If he is assigned to the Minors, Nunez would be valuable "knowing that we have a player that is available to step up and step in, in case something happens," Yost said. "That's really, really good insurance if he doesn't make the team."
It has not been a great week for some of the young arms getting an opportunity in big league games.
On Monday against the Padres, Erasmo Ramirez, Robert Hinton, Steve Hammond and Josh Wahpepah combined to surrender 10 runs on seven hits and nine walks in 2 2/3 innings. The Brewers lost, 10-4, in three hours and 19 minutes. Yost ran out of coffee in the dugout.
"It was all their first outings," Yost said. "They're all wanting to impress, and they're overthrowing. They're not pitching; they're just kind of firing it in there.
"They'll be OK next time."
Minor League catcher Lou Palmisano's left knee is still sore and he will undergo a second MRI scan Wednesday.
Palmisano was sidelined earlier in camp by the injury, but an MRI last month did not reveal any torn tissue, so he was able to participate in hitting drills. He never progressed to the point of catching, Yost said.
The Brewers said the latest MRI results would be available on Thursday.
Making a mark:
An American League scout assigned to the Brewers this spring said he was particularly impressed with infielder/outfielder Hernan Iribarren. The Brewers will use Iribarren both at second base and center field this spring.
"Every swing looks smooth," the scout said. "I really like him."
Iribarren is a career .324 hitter in six Minor League seasons since signing with the Brewers in 2002. He hit .307 last year at Double-A Huntsville with 72 runs scored, 39 extra-base hits and 18 stolen bases.
He's No. 1:
Outfielder Matt LaPorta, the Brewers' first-round selection in 2007's First-Year Player Draft, got off to a hot start in Cactus League games. He batted .571 (4-for-7) in his first four games with a double and a run scored.
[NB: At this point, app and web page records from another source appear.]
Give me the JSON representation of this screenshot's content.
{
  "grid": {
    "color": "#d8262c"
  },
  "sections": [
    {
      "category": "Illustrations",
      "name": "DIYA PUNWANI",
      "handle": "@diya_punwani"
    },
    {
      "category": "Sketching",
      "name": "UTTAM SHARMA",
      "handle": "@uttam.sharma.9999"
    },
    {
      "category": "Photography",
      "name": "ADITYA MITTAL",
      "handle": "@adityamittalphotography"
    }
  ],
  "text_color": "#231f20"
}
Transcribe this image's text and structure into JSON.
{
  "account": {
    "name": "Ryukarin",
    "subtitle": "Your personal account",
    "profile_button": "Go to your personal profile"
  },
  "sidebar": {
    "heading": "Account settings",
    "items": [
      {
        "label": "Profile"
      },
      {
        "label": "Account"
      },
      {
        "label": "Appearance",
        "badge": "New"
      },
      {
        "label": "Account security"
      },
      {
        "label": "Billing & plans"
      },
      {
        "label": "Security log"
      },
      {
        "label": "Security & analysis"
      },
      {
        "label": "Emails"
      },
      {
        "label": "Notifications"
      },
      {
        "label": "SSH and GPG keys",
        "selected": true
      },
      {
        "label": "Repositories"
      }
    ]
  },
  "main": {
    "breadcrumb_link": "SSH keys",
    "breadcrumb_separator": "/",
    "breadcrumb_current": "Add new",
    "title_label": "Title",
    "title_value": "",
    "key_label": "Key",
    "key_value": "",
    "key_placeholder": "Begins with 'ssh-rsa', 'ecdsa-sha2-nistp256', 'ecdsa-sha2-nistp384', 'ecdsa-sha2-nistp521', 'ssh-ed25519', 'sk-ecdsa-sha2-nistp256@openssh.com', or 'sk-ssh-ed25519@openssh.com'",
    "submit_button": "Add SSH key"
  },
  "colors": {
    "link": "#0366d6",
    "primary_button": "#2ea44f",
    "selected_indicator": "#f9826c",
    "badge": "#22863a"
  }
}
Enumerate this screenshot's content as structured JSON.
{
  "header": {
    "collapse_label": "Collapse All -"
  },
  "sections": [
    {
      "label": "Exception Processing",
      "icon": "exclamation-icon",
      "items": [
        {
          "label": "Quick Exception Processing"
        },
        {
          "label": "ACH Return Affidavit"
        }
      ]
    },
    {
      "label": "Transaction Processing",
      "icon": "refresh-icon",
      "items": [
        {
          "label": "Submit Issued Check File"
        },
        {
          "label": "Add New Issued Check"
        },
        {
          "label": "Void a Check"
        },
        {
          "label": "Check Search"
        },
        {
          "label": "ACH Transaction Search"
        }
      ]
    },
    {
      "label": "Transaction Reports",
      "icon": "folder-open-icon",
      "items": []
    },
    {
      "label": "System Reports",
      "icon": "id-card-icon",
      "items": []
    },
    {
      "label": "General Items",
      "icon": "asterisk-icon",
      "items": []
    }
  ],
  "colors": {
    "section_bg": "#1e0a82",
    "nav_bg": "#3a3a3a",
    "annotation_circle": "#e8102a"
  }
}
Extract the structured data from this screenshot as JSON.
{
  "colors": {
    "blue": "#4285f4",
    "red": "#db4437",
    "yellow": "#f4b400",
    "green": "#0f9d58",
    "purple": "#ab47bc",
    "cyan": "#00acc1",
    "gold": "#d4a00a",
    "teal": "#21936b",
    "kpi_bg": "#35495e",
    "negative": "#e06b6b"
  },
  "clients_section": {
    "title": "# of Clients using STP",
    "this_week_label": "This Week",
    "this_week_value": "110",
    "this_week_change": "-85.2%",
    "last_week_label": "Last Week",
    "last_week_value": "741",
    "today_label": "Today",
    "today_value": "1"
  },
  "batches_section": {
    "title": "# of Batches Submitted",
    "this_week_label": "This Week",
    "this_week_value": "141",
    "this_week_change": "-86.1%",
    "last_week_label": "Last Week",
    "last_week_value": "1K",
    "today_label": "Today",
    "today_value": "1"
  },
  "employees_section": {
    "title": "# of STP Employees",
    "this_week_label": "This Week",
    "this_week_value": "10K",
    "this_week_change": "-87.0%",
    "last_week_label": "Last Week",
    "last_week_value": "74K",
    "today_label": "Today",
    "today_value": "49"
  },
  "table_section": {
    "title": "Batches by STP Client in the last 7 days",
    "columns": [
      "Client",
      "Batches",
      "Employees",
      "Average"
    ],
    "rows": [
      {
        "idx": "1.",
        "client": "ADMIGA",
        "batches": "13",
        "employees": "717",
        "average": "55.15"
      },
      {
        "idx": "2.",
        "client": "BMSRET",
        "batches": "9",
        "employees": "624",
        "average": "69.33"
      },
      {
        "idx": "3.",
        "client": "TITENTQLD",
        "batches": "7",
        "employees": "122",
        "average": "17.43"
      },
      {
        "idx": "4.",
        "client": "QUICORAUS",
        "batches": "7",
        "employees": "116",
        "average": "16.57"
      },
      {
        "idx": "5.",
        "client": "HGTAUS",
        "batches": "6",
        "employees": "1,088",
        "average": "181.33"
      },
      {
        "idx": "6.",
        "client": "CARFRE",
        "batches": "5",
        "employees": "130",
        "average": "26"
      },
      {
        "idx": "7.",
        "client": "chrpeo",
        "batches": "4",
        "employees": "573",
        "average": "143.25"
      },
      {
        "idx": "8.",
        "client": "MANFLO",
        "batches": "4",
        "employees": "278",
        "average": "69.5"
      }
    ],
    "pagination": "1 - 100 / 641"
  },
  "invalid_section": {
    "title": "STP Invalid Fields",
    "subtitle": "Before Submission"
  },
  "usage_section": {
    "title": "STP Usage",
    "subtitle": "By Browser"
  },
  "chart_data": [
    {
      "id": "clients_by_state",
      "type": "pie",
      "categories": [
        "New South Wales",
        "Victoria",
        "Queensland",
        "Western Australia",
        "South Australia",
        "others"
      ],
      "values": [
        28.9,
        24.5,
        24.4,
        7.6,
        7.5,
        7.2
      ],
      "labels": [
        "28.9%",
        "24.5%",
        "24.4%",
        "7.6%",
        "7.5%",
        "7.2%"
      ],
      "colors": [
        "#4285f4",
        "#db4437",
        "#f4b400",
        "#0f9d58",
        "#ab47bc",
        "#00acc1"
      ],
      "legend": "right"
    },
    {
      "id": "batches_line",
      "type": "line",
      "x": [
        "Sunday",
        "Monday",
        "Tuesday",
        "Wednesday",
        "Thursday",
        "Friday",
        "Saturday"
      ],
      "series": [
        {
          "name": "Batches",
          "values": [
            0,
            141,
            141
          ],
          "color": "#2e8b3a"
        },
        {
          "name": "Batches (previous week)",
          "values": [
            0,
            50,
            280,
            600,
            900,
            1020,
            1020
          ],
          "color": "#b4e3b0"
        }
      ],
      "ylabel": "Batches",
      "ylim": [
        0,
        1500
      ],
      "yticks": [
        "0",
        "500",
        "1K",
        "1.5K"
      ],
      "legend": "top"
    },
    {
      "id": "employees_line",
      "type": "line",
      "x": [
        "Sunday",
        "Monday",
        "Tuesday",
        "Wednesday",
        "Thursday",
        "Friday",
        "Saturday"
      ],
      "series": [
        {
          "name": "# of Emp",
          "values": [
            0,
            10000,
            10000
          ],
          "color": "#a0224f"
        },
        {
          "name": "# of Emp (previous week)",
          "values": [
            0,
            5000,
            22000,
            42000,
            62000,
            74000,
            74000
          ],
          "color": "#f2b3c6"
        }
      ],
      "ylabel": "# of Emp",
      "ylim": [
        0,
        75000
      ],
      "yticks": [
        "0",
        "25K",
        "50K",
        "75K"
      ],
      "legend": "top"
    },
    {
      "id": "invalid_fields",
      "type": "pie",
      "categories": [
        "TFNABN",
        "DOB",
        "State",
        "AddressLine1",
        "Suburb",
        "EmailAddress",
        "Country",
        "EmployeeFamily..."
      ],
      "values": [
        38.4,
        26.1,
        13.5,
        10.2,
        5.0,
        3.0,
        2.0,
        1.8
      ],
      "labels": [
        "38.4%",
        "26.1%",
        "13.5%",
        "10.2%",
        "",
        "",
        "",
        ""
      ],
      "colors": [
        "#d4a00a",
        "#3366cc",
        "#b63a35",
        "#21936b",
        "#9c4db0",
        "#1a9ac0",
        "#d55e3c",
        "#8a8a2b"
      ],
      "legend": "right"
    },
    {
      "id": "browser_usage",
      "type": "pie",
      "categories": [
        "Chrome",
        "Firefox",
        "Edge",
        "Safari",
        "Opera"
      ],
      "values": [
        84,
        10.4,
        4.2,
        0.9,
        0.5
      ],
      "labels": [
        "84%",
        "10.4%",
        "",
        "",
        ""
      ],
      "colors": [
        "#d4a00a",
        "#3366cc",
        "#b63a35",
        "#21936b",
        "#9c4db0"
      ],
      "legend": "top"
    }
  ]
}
LaPorta is in his first big league camp.
He said it:
"No." -- Yost, when asked if there were any redeeming qualities about Monday's yawner against the Padres